How Playing Bach Is Like Playing Nintendo
Hilda Huang: Well, okay so, when I was really young, I loved playing video games and I kind of noticed that when you play video games, you have to be really, really focused. So if you're playing maybe "Mario Cart" on the Nintendo 64, so you're driving along and of course there's a koopa waiting to hit you. But if you blink or you say, "Oh I need to get something to eat or I need some chips," so you put your controller down, and, wham, the koopa smashes in to you, so you die and lose a life. And of course, in video games, you have plenty of lives, so it's okay. But in Bach, when you're performing, you don't have that kind of a privilege. So you have to stay really focused through the whole thing and you can't stop.
Question: When was your first public performance?
Hilda Huang: I think that was when I was five or six. I think six. I went to this piano competition in Oakland and I was playing a piano concerto with my older piano teacher, and I think that was the first time I ever played in public, which is kind of interesting because it wasn't actually a performance, it was a competition.
Question: Do you get nervous before a performance?
Hilda Huang: I mean of course I get nervous, so I just try to focus on the music itself. I try not to think about anything besides the music. So usually before I walk on stage, I'm just kind of playing the piece over to myself again and again and walking through some of the spots where I know I need to be focused on what kind of sound or character I'm producing.
Question: What happens if you make a mistake during a performance?
Hilda Huang: Often in Bach, if you make a big mistake, it's really difficult to find your way back, so it's almost necessary to just stop and start over again, which I've done that a few times. But if just little mistakes, like if you miss a couple of notes, I try to forget about that section and maybe skip to a few bars forward so that a few bars forward, I know that I can keep playing and it'll be fine.
Recorded on June 7, 2010
Interviewed by Paul Hoffman
"If you put down your controller for just a second while playing Mario Kart—wham—you’ll crash and lose a life." The 14-year-old champion pianist says the consequences are similar, albeit less severe, when playing the piano.
Swipe right to make the connections that could change your career.
Swipe right. Match. Meet over coffee or set up a call.
No, we aren't talking about Tinder. Introducing Shapr, a free app that helps people with synergistic professional goals and skill sets easily meet and collaborate.

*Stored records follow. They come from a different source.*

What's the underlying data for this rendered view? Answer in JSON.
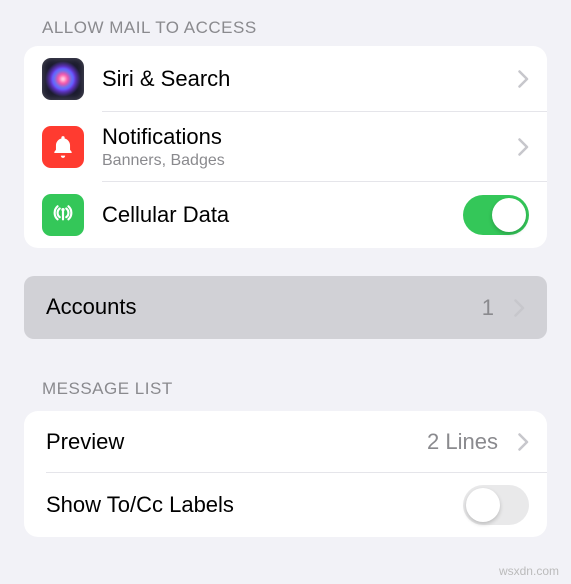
{
  "sections": {
    "allow_access_header": "ALLOW MAIL TO ACCESS",
    "message_list_header": "MESSAGE LIST"
  },
  "access": {
    "siri_label": "Siri & Search",
    "notifications_label": "Notifications",
    "notifications_sub": "Banners, Badges",
    "cellular_label": "Cellular Data",
    "cellular_on": true
  },
  "accounts": {
    "label": "Accounts",
    "count": "1"
  },
  "message_list": {
    "preview_label": "Preview",
    "preview_value": "2 Lines",
    "show_tocc_label": "Show To/Cc Labels",
    "show_tocc_on": false
  },
  "watermark": "wsxdn.com",
  "colors": {
    "bg": "#f2f2f7",
    "card": "#ffffff",
    "green": "#34c759",
    "red": "#ff3b30",
    "grey_text": "#8a8a8e"
  }
}
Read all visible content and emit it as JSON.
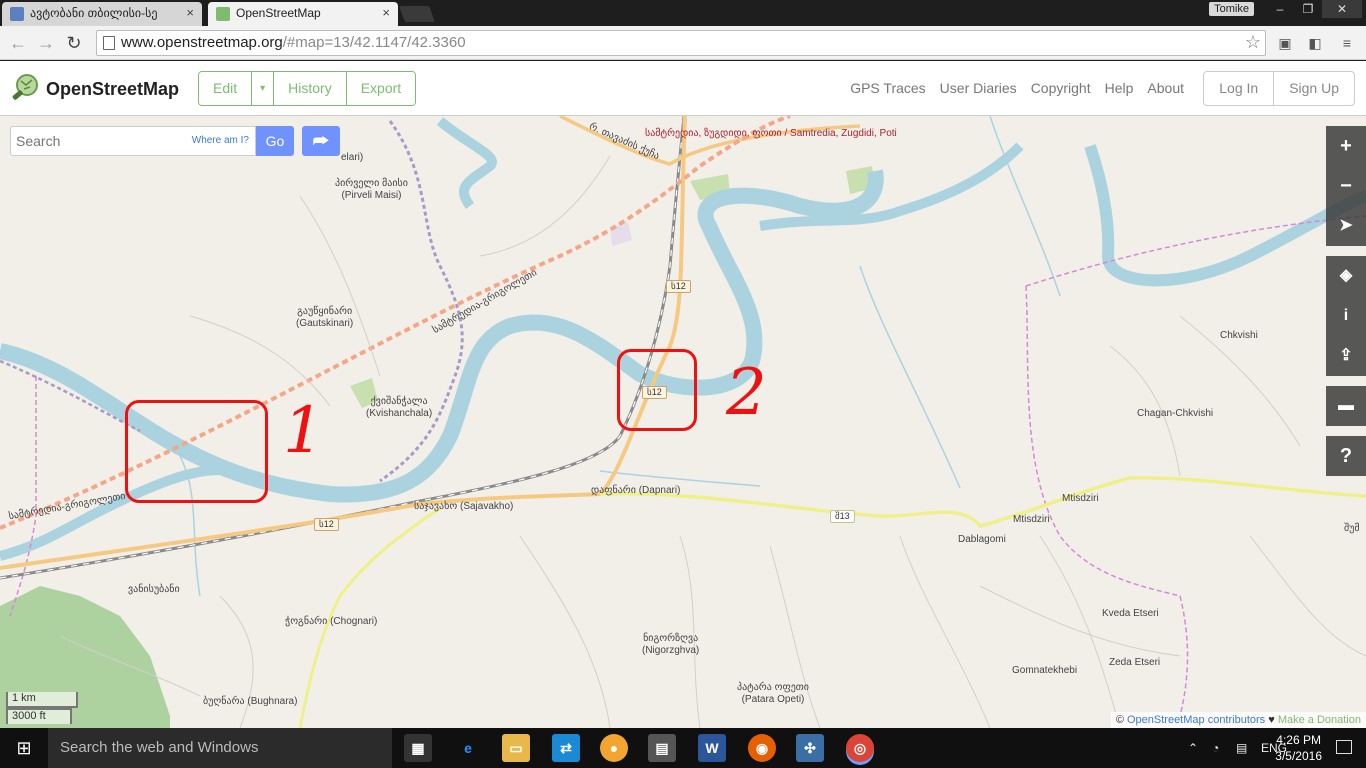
{
  "browser": {
    "tabs": [
      {
        "title": "ავტობანი თბილისი-სე",
        "active": false
      },
      {
        "title": "OpenStreetMap",
        "active": true
      }
    ],
    "tab_close": "×",
    "user_label": "Tomike",
    "url_host": "www.openstreetmap.org",
    "url_rest": "/#map=13/42.1147/42.3360",
    "star": "☆"
  },
  "osm": {
    "brand": "OpenStreetMap",
    "edit_label": "Edit",
    "edit_caret": "▾",
    "history_label": "History",
    "export_label": "Export",
    "nav_links": [
      "GPS Traces",
      "User Diaries",
      "Copyright",
      "Help",
      "About"
    ],
    "login_label": "Log In",
    "signup_label": "Sign Up",
    "search_placeholder": "Search",
    "where_am_i": "Where am I?",
    "go_label": "Go",
    "scale_km": "1 km",
    "scale_ft": "3000 ft",
    "attribution": {
      "prefix": "© ",
      "contributors": "OpenStreetMap contributors",
      "heart": " ♥ ",
      "donate": "Make a Donation"
    }
  },
  "map_labels": {
    "places": [
      "elari)",
      "პირველი მაისი\n(Pirveli Maisi)",
      "გაუწყინარი\n(Gautskinari)",
      "ქვიშანჭალა\n(Kvishanchala)",
      "დაფნარი (Dapnari)",
      "საჯავახო (Sajavakho)",
      "ჭოგნარი (Chognari)",
      "ნიგორზღვა\n(Nigorzghva)",
      "პატარა ოფეთი\n(Patara Opeti)",
      "ბუღნარა (Bughnara)",
      "ვანისუბანი",
      "Chkvishi",
      "Chagan-Chkvishi",
      "Mtisdziri",
      "Mtisdziri",
      "Dablagomi",
      "Kveda Etseri",
      "Zeda Etseri",
      "Gomnatekhebi",
      "შუმ"
    ],
    "roads": [
      "ს12",
      "ს12",
      "ს12",
      "შ13"
    ],
    "top_route": "სამტრედია, ზუგდიდი, ფოთი / Samtredia, Zugdidi, Poti",
    "top_street": "რ. თავაძის ქუჩა",
    "rail_label": "სამტრედია-გრიგოლეთი",
    "rail_label_2": "სამტრედია-გრიგოლეთი"
  },
  "annotations": [
    "1",
    "2"
  ],
  "taskbar": {
    "search_placeholder": "Search the web and Windows",
    "language": "ENG",
    "time": "4:26 PM",
    "date": "3/5/2016"
  },
  "colors": {
    "osm_green": "#7ebc6f",
    "go_blue": "#7092ff",
    "river": "#aad3df",
    "annotation_red": "#e11111"
  }
}
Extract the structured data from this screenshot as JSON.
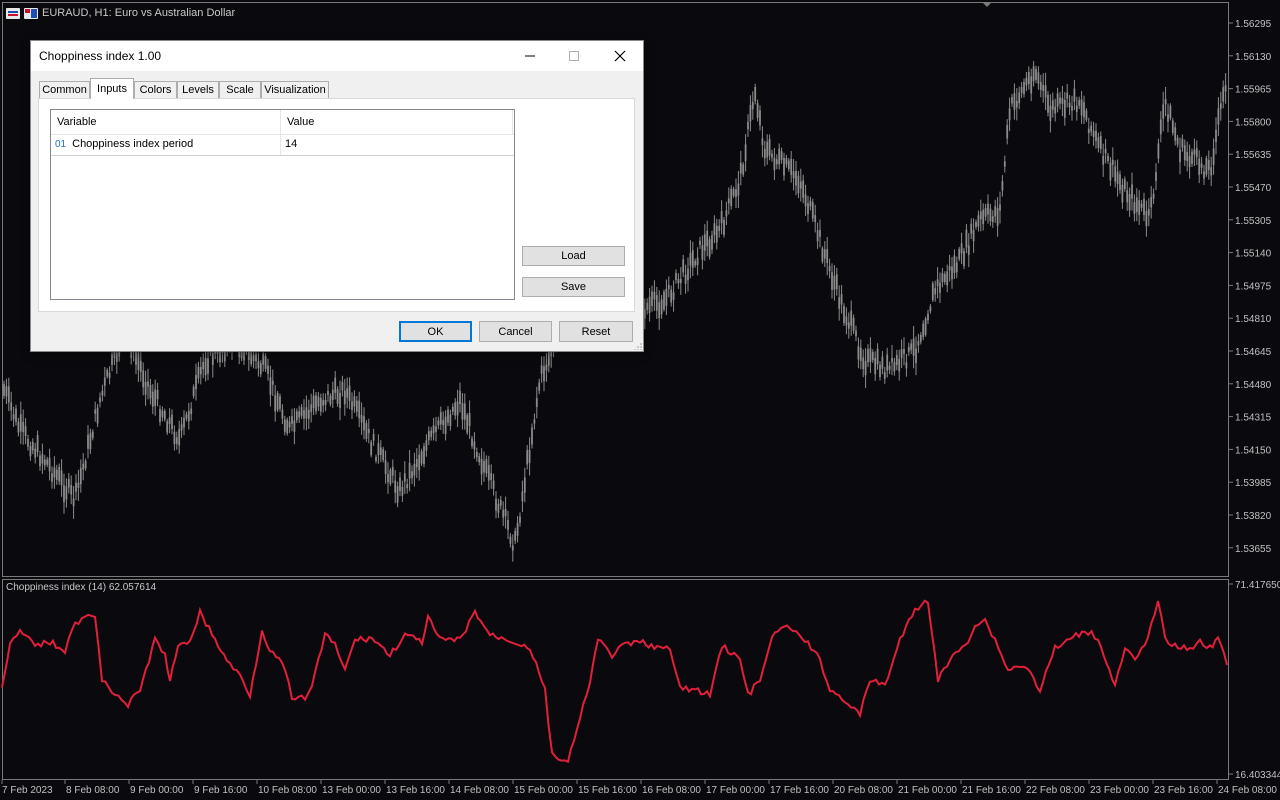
{
  "chart": {
    "symbol_title": "EURAUD, H1:  Euro vs Australian Dollar",
    "subwindow_title": "Choppiness index (14) 62.057614",
    "price_axis": [
      "1.56295",
      "1.56130",
      "1.55965",
      "1.55800",
      "1.55635",
      "1.55470",
      "1.55305",
      "1.55140",
      "1.54975",
      "1.54810",
      "1.54645",
      "1.54480",
      "1.54315",
      "1.54150",
      "1.53985",
      "1.53820",
      "1.53655"
    ],
    "indicator_axis": [
      "71.417650",
      "16.403344"
    ],
    "time_axis": [
      "7 Feb 2023",
      "8 Feb 08:00",
      "9 Feb 00:00",
      "9 Feb 16:00",
      "10 Feb 08:00",
      "13 Feb 00:00",
      "13 Feb 16:00",
      "14 Feb 08:00",
      "15 Feb 00:00",
      "15 Feb 16:00",
      "16 Feb 08:00",
      "17 Feb 00:00",
      "17 Feb 16:00",
      "20 Feb 08:00",
      "21 Feb 00:00",
      "21 Feb 16:00",
      "22 Feb 08:00",
      "23 Feb 00:00",
      "23 Feb 16:00",
      "24 Feb 08:00"
    ],
    "colors": {
      "background": "#0a0a0e",
      "candles": "#8c8c8c",
      "indicator_line": "#e0203a",
      "axis_text": "#c0c0c0"
    }
  },
  "dialog": {
    "title": "Choppiness index 1.00",
    "tabs": [
      "Common",
      "Inputs",
      "Colors",
      "Levels",
      "Scale",
      "Visualization"
    ],
    "active_tab": "Inputs",
    "grid": {
      "headers": {
        "variable": "Variable",
        "value": "Value"
      },
      "rows": [
        {
          "index": "01",
          "variable": "Choppiness index period",
          "value": "14"
        }
      ]
    },
    "buttons": {
      "load": "Load",
      "save": "Save",
      "ok": "OK",
      "cancel": "Cancel",
      "reset": "Reset"
    }
  }
}
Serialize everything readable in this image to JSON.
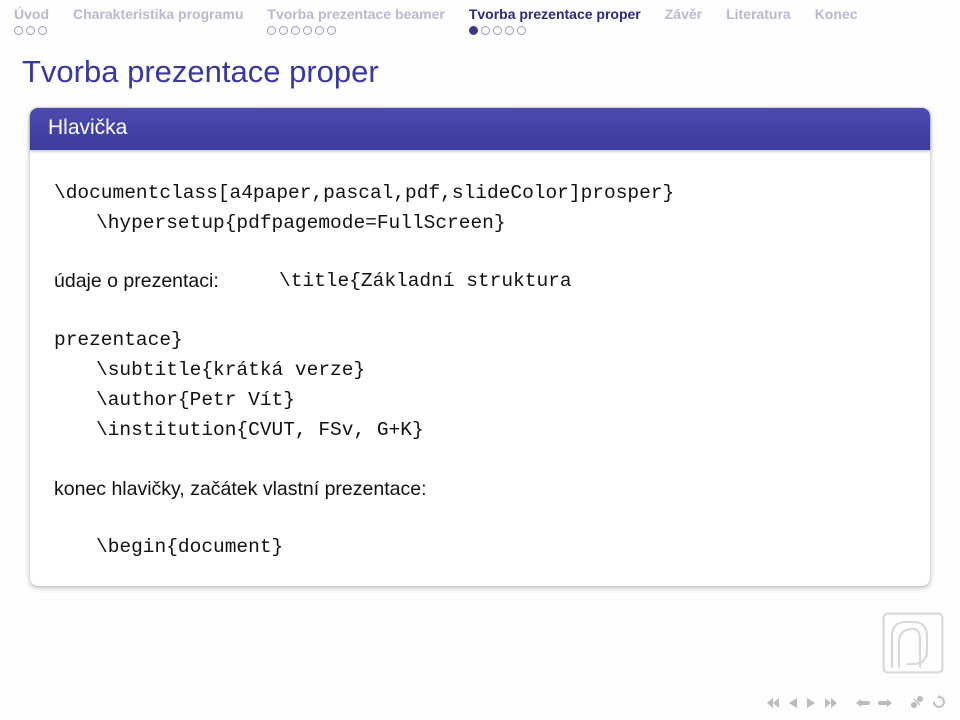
{
  "nav": [
    {
      "label": "Úvod",
      "dots": 3,
      "filled": -1,
      "active": false
    },
    {
      "label": "Charakteristika programu",
      "dots": 0,
      "filled": -1,
      "active": false
    },
    {
      "label": "Tvorba prezentace beamer",
      "dots": 6,
      "filled": -1,
      "active": false
    },
    {
      "label": "Tvorba prezentace proper",
      "dots": 5,
      "filled": 0,
      "active": true
    },
    {
      "label": "Závěr",
      "dots": 0,
      "filled": -1,
      "active": false
    },
    {
      "label": "Literatura",
      "dots": 0,
      "filled": -1,
      "active": false
    },
    {
      "label": "Konec",
      "dots": 0,
      "filled": -1,
      "active": false
    }
  ],
  "frametitle": "Tvorba prezentace proper",
  "block": {
    "title": "Hlavička",
    "line1": "\\documentclass[a4paper,pascal,pdf,slideColor]prosper}",
    "line2": "\\hypersetup{pdfpagemode=FullScreen}",
    "row_label": "údaje o prezentaci:",
    "row_value": "\\title{Základní struktura",
    "line3": "prezentace}",
    "line4": "\\subtitle{krátká verze}",
    "line5": "\\author{Petr Vít}",
    "line6": "\\institution{CVUT, FSv, G+K}",
    "line7": "konec hlavičky, začátek vlastní prezentace:",
    "line8": "\\begin{document}"
  }
}
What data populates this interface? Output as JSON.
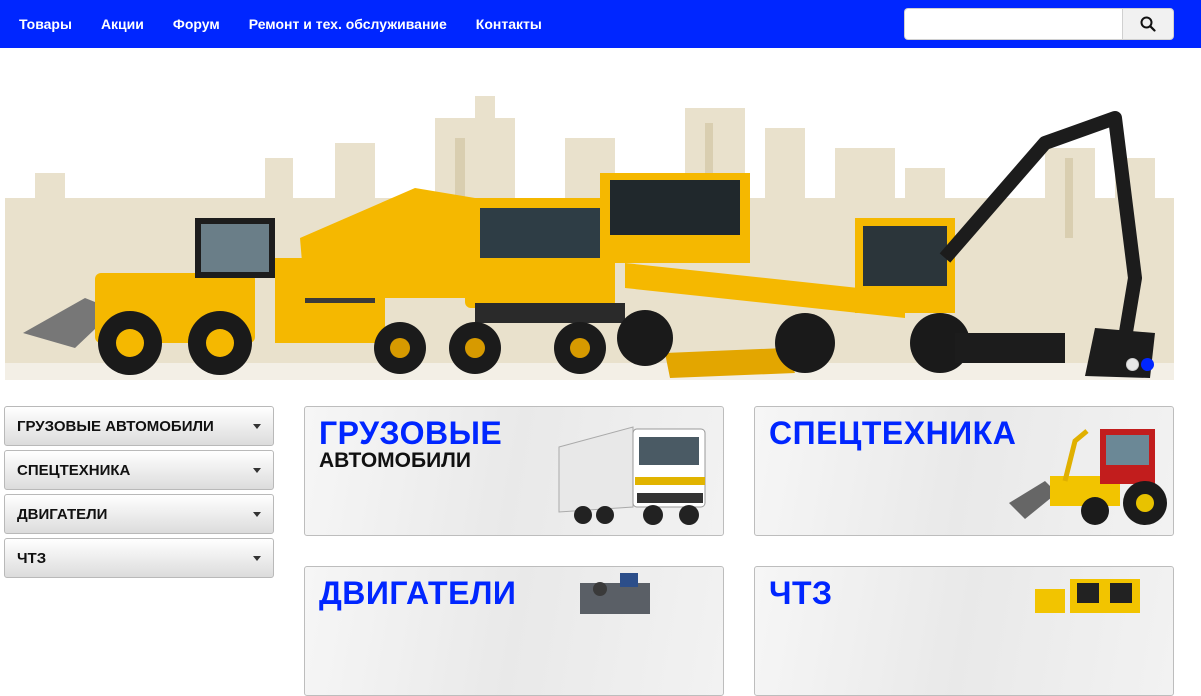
{
  "nav": {
    "items": [
      "Товары",
      "Акции",
      "Форум",
      "Ремонт и тех. обслуживание",
      "Контакты"
    ]
  },
  "search": {
    "placeholder": "",
    "icon": "search-icon"
  },
  "banner": {
    "slides_total": 2,
    "active_slide": 2
  },
  "sidebar": {
    "items": [
      {
        "label": "Грузовые автомобили"
      },
      {
        "label": "Спецтехника"
      },
      {
        "label": "Двигатели"
      },
      {
        "label": "ЧТЗ"
      }
    ]
  },
  "cards": [
    {
      "title": "Грузовые",
      "subtitle": "автомобили"
    },
    {
      "title": "Спецтехника",
      "subtitle": ""
    },
    {
      "title": "Двигатели",
      "subtitle": ""
    },
    {
      "title": "ЧТЗ",
      "subtitle": ""
    }
  ],
  "colors": {
    "brand": "#0026ff",
    "machine_yellow": "#f5b800"
  }
}
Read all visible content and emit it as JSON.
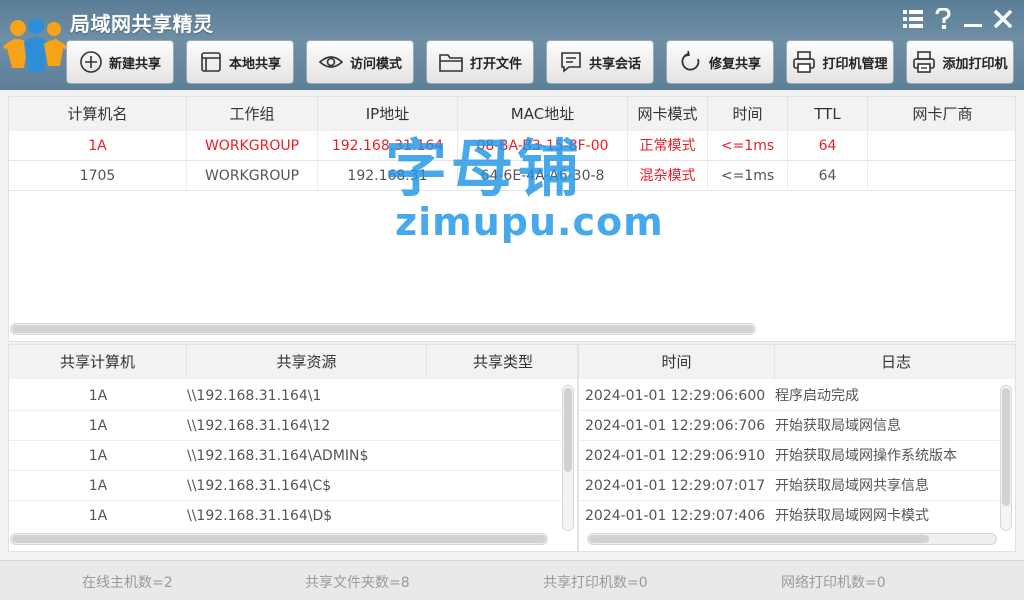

Is it "perverseness," the "death drive," or something else?
Eight-dimensional octonions may hold the clues to solve fundamental mysteries.
- Physicists discover complex numbers called octonions that work in 8 dimensions.
- The numbers have been found linked to fundamental forces of reality.
- Understanding octonions can lead to a new model of physics.
It's up to us humans to re-humanize our world. An economy that prioritizes growth and profits over humanity has led to digital platforms that "strip the topsoil" of human behavior, whole industries, and the planet, giving less and less back. And only we can save us.
- It's an all-hands-on-deck moment in the arc of civilization.
- Everyone has a choice: Do you want to try to earn enough money to insulate yourself from the world you're creating— or do you want to make the world a place you don't have to insulate yourself from?
SMARTER FASTER trademarks owned by The Big Think, Inc. All rights reserved.